╔══

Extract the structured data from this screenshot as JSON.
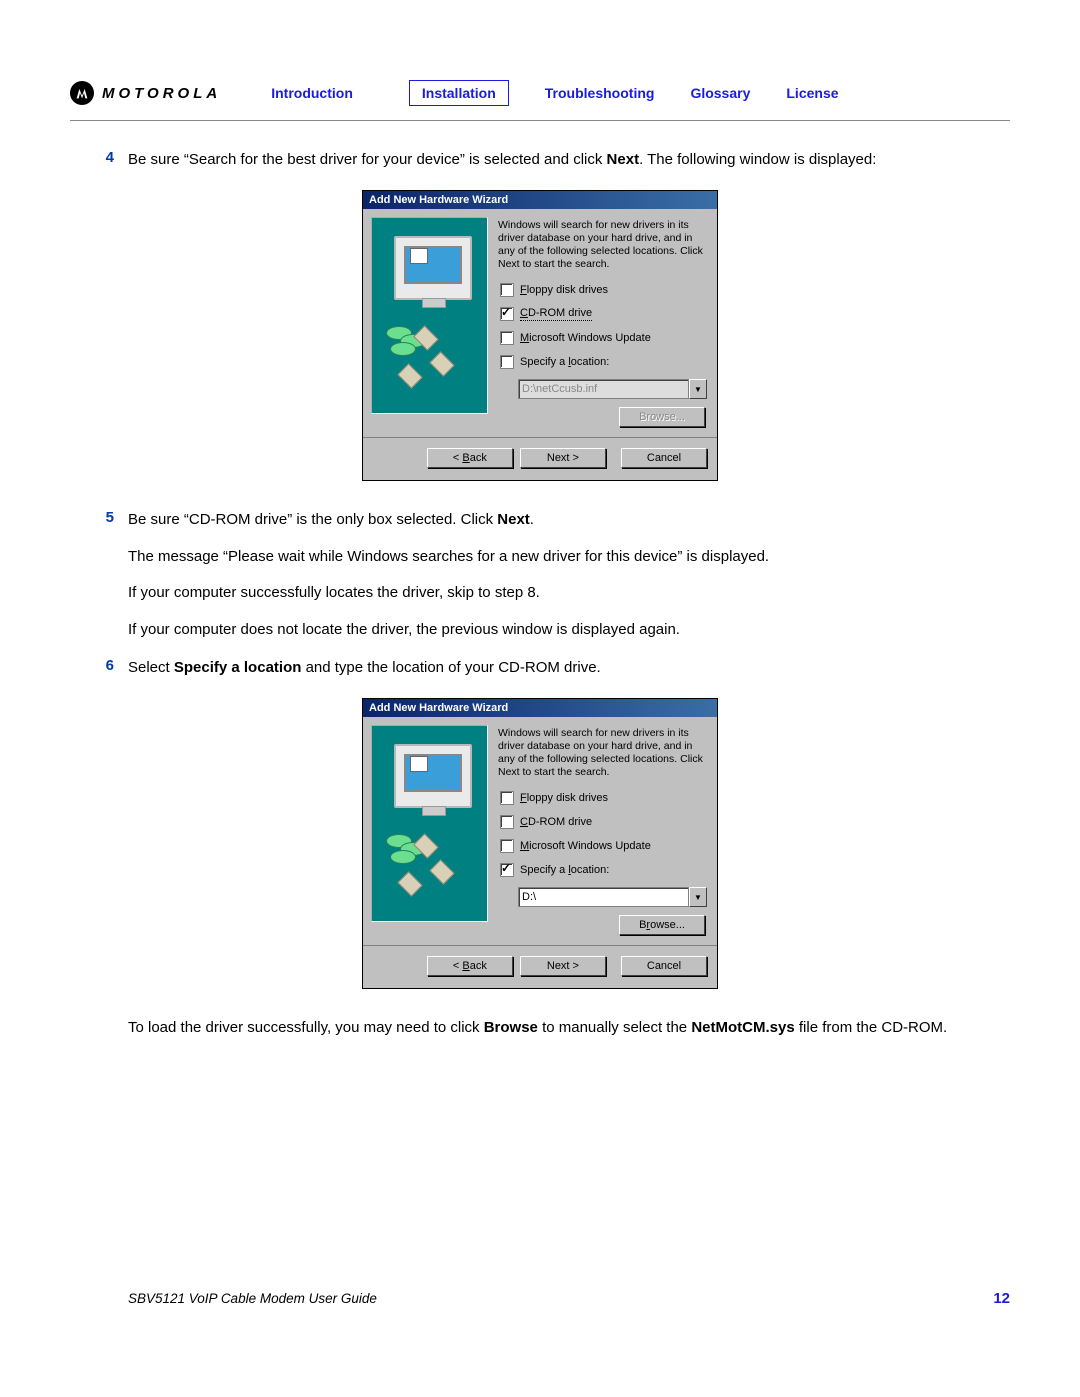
{
  "header": {
    "brand": "MOTOROLA",
    "nav": [
      "Introduction",
      "Installation",
      "Troubleshooting",
      "Glossary",
      "License"
    ]
  },
  "steps": [
    {
      "num": "4",
      "text_a": "Be sure “Search for the best driver for your device” is selected and click ",
      "bold_a": "Next",
      "text_b": ". The following window is displayed:"
    },
    {
      "num": "5",
      "lines": {
        "0": {
          "a": "Be sure “CD-ROM drive” is the only box selected. Click ",
          "b": "Next",
          "c": "."
        },
        "1": "The message “Please wait while Windows searches for a new driver for this device” is displayed.",
        "2": "If your computer successfully locates the driver, skip to step 8.",
        "3": "If your computer does not locate the driver, the previous window is displayed again."
      }
    },
    {
      "num": "6",
      "text_a": "Select ",
      "bold_a": "Specify a location",
      "text_b": " and type the location of your CD-ROM drive."
    }
  ],
  "wizard1": {
    "title": "Add New Hardware Wizard",
    "message": "Windows will search for new drivers in its driver database on your hard drive, and in any of the following selected locations. Click Next to start the search.",
    "opts": [
      {
        "u": "F",
        "t": "loppy disk drives"
      },
      {
        "u": "C",
        "t": "D-ROM drive"
      },
      {
        "u": "M",
        "t": "icrosoft Windows Update"
      },
      {
        "p": "Specify a ",
        "u": "l",
        "t": "ocation:"
      }
    ],
    "location": "D:\\netCcusb.inf",
    "browse": "Browse...",
    "buttons": {
      "back_u": "B",
      "back_t": "ack",
      "next": "Next",
      "cancel": "Cancel"
    }
  },
  "wizard2": {
    "title": "Add New Hardware Wizard",
    "message": "Windows will search for new drivers in its driver database on your hard drive, and in any of the following selected locations. Click Next to start the search.",
    "opts": [
      {
        "u": "F",
        "t": "loppy disk drives"
      },
      {
        "u": "C",
        "t": "D-ROM drive"
      },
      {
        "u": "M",
        "t": "icrosoft Windows Update"
      },
      {
        "p": "Specify a ",
        "u": "l",
        "t": "ocation:"
      }
    ],
    "location": "D:\\",
    "browse_pre": "B",
    "browse_u": "r",
    "browse_post": "owse...",
    "buttons": {
      "back_u": "B",
      "back_t": "ack",
      "next": "Next",
      "cancel": "Cancel"
    }
  },
  "trailing": {
    "a": "To load the driver successfully, you may need to click ",
    "b1": "Browse",
    "c": " to manually select the ",
    "b2": "NetMotCM.sys",
    "d": " file from the CD-ROM."
  },
  "footer": {
    "guide": "SBV5121 VoIP Cable Modem User Guide",
    "page": "12"
  }
}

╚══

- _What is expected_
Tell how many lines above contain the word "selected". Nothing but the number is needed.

- _Result of this task_
4